(Excerpts from an interface dataset)
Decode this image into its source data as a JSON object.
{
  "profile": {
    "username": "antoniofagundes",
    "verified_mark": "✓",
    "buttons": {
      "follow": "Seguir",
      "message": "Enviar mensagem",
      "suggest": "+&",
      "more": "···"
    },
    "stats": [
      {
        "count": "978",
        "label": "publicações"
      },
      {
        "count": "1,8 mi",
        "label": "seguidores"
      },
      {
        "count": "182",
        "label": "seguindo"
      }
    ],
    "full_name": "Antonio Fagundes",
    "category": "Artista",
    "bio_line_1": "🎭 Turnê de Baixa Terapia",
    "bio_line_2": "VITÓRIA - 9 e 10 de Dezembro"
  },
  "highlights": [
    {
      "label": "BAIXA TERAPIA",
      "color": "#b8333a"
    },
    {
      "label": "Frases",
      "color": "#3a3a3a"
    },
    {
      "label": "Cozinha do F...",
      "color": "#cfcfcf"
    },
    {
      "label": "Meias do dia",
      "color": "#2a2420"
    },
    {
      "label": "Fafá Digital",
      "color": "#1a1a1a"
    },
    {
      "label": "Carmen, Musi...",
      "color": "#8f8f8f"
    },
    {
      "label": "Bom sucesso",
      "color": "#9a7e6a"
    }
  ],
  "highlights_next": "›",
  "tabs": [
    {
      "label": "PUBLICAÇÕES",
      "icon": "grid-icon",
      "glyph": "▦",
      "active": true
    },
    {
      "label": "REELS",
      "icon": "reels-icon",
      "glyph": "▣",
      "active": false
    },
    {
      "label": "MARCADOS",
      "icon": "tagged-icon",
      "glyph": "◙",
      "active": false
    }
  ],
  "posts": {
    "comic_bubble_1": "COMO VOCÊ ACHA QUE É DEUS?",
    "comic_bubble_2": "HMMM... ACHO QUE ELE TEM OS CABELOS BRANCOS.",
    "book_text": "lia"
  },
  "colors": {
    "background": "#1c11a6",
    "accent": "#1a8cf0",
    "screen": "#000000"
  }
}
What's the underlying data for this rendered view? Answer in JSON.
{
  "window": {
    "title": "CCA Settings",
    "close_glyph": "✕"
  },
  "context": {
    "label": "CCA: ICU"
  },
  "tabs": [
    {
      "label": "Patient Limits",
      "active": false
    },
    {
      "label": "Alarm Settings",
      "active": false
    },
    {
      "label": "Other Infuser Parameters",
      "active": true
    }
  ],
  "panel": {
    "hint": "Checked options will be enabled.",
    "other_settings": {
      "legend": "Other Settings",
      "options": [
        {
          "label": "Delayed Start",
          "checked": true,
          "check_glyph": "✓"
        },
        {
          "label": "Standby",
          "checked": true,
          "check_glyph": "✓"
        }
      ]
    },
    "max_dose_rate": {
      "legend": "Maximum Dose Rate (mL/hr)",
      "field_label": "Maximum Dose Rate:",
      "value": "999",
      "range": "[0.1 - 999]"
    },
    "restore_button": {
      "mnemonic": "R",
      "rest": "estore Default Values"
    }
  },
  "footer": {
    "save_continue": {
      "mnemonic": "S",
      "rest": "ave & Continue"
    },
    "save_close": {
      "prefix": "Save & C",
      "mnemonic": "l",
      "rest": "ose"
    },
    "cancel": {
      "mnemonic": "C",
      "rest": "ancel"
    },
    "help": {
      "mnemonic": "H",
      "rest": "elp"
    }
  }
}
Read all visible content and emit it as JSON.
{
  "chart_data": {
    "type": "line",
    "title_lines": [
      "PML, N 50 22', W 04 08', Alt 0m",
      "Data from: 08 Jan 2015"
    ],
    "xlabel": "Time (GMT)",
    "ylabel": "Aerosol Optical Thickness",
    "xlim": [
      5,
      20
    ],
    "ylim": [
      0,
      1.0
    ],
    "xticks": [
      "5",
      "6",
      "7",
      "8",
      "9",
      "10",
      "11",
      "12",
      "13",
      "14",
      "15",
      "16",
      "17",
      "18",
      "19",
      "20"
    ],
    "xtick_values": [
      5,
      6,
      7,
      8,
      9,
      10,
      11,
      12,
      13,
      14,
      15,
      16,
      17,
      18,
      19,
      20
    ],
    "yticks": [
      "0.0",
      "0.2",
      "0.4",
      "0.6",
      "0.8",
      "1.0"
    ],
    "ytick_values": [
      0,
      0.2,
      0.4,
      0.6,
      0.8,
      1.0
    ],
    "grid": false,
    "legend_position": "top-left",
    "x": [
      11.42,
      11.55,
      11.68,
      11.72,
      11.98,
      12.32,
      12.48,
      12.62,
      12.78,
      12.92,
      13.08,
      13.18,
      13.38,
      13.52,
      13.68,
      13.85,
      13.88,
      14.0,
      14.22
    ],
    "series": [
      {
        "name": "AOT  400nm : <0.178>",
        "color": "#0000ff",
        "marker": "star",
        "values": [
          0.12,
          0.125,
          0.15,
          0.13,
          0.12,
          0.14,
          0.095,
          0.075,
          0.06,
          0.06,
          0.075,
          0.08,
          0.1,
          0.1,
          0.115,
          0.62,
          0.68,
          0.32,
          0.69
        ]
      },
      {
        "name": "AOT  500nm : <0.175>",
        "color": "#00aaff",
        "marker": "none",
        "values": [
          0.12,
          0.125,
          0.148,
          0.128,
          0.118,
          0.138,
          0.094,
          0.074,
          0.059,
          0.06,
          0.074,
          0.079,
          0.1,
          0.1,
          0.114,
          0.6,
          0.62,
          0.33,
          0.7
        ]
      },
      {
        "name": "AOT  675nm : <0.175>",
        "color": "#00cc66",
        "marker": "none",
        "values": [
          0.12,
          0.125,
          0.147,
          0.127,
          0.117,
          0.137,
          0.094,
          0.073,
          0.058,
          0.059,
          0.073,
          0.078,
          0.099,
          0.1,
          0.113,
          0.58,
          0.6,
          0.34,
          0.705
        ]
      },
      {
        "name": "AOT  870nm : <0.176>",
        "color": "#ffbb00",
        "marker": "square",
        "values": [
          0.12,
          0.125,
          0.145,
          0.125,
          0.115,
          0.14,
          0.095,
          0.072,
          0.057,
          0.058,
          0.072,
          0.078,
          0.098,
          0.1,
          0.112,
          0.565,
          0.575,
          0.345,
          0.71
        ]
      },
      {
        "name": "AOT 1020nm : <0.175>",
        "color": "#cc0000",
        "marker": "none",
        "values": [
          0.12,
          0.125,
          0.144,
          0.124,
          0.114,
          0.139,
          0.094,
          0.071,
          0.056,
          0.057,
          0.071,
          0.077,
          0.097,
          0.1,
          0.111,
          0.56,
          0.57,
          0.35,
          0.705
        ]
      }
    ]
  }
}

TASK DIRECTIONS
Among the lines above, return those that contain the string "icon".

EXPECTED OUTPUT
      "icon": "grid-icon",
      "icon": "reels-icon",
      "icon": "tagged-icon",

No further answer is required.